- **What you will do**
Each line of the records that includes "this" should be found and copied.

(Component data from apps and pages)

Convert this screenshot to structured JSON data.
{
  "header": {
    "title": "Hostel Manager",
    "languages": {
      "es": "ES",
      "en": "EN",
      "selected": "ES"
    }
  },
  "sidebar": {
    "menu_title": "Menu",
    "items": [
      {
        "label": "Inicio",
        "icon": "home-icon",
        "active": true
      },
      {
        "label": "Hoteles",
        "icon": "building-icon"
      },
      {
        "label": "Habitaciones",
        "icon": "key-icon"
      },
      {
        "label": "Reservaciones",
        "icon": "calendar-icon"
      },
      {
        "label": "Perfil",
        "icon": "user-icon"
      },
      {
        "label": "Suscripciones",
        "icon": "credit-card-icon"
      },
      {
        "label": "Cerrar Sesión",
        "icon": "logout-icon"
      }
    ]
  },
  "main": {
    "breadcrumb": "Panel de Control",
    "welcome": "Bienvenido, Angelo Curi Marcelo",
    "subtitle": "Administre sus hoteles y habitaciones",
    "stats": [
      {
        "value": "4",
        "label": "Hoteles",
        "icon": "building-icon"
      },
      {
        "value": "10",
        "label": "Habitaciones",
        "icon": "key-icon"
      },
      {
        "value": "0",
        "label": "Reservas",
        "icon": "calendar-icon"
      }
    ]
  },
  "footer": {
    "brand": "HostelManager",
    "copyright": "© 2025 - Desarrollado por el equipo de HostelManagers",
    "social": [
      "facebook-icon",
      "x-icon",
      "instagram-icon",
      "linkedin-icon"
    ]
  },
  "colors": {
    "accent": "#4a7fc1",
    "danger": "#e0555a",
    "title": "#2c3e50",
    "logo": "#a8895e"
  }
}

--

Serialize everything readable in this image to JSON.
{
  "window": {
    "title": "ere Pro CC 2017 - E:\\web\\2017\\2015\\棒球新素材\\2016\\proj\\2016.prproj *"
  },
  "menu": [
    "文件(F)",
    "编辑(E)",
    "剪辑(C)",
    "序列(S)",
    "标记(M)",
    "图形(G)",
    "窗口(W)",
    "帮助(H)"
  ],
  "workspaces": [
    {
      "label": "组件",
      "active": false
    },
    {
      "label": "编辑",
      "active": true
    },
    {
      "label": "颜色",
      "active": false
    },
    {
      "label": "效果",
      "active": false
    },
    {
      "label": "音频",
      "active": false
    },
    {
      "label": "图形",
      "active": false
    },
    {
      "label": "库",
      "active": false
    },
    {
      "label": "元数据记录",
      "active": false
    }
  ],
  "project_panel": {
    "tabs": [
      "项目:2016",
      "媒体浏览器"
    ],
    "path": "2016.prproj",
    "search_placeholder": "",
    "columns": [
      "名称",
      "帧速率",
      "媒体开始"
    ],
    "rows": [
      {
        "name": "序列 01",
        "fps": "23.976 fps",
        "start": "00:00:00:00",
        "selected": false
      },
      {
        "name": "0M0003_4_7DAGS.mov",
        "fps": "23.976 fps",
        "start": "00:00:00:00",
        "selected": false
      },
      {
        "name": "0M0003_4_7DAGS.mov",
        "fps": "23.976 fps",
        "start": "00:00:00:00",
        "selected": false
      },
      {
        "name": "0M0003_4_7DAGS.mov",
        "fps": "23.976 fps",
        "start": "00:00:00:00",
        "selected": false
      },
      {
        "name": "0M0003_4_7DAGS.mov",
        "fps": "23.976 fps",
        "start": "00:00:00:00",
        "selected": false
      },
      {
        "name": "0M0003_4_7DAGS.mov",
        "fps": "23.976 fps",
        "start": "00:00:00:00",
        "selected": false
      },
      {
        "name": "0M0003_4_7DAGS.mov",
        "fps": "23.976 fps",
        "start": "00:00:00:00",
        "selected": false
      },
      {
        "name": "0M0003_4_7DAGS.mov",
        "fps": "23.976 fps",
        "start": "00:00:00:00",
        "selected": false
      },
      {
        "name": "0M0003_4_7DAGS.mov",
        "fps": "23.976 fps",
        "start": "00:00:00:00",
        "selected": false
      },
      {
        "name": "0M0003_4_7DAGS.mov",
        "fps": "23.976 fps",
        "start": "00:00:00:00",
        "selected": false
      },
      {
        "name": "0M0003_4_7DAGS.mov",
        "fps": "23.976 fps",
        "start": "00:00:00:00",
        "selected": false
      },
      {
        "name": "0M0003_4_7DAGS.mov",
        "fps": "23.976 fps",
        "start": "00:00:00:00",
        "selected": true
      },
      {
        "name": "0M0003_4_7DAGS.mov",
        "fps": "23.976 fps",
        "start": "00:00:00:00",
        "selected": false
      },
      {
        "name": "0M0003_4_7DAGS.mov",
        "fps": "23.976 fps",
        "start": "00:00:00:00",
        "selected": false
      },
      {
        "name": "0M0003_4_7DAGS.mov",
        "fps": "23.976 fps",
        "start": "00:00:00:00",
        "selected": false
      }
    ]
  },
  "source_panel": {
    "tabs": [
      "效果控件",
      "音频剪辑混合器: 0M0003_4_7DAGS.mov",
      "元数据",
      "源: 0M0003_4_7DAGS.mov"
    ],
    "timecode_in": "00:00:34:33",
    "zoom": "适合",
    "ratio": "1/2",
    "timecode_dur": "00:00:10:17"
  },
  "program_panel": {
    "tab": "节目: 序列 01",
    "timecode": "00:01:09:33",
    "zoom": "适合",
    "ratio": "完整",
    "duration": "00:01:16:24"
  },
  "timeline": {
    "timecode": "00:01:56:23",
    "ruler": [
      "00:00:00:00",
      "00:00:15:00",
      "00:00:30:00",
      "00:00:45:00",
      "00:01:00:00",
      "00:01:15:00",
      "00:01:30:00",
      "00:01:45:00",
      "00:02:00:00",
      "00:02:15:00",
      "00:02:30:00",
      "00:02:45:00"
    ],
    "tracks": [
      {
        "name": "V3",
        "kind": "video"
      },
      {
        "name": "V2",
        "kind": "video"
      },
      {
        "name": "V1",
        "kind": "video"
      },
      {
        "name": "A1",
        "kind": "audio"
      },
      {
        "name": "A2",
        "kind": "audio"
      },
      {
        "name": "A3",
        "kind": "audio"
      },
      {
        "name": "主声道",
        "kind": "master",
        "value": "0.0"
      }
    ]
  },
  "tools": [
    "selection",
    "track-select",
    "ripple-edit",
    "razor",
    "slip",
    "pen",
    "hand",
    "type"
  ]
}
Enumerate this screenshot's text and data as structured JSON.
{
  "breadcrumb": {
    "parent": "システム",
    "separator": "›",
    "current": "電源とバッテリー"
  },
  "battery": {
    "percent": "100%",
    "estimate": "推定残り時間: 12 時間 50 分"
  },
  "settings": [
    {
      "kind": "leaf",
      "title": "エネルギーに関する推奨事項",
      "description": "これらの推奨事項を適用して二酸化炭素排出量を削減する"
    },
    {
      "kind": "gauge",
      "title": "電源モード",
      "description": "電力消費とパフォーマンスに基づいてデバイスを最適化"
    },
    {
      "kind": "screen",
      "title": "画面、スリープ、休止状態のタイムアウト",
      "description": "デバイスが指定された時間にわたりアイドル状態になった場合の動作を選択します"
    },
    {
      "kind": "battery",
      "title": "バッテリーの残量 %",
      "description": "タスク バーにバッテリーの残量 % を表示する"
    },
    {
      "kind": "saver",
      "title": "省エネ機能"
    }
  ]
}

- **Completed exercise**
Convert this screenshot to structured JSON data.
Serialize everything readable in this image to JSON.
Enumerate this screenshot's text and data as structured JSON.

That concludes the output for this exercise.